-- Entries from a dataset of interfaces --
◆ ◆ ◆

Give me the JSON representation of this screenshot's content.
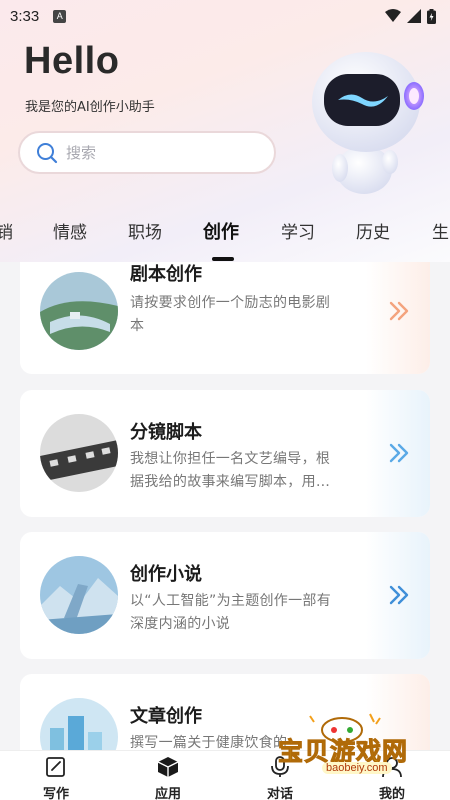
{
  "status_bar": {
    "time": "3:33",
    "badge": "A"
  },
  "header": {
    "greeting": "Hello",
    "subtitle": "我是您的AI创作小助手"
  },
  "search": {
    "placeholder": "搜索"
  },
  "tabs": [
    "销",
    "情感",
    "职场",
    "创作",
    "学习",
    "历史",
    "生"
  ],
  "active_tab": "创作",
  "cards": [
    {
      "title": "剧本创作",
      "desc_line1": "请按要求创作一个励志的电影剧",
      "desc_line2": "本"
    },
    {
      "title": "分镜脚本",
      "desc_line1": "我想让你担任一名文艺编导，根",
      "desc_line2": "据我给的故事来编写脚本，用…"
    },
    {
      "title": "创作小说",
      "desc_line1": "以“人工智能”为主题创作一部有",
      "desc_line2": "深度内涵的小说"
    },
    {
      "title": "文章创作",
      "desc_line1": "撰写一篇关于健康饮食的",
      "desc_line2": ""
    }
  ],
  "bottom_nav": [
    {
      "label": "写作",
      "icon": "edit-icon"
    },
    {
      "label": "应用",
      "icon": "cube-icon"
    },
    {
      "label": "对话",
      "icon": "microphone-icon"
    },
    {
      "label": "我的",
      "icon": "profile-icon"
    }
  ],
  "watermark": {
    "text": "宝贝游戏网",
    "url": "baobeiy.com"
  },
  "colors": {
    "accent_orange": "#f4a37e",
    "accent_blue": "#5aa9e6",
    "active_text": "#111111"
  }
}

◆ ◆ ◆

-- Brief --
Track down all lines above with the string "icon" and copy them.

-- Written response --
      "icon": "edit-icon"
      "icon": "cube-icon"
      "icon": "microphone-icon"
      "icon": "profile-icon"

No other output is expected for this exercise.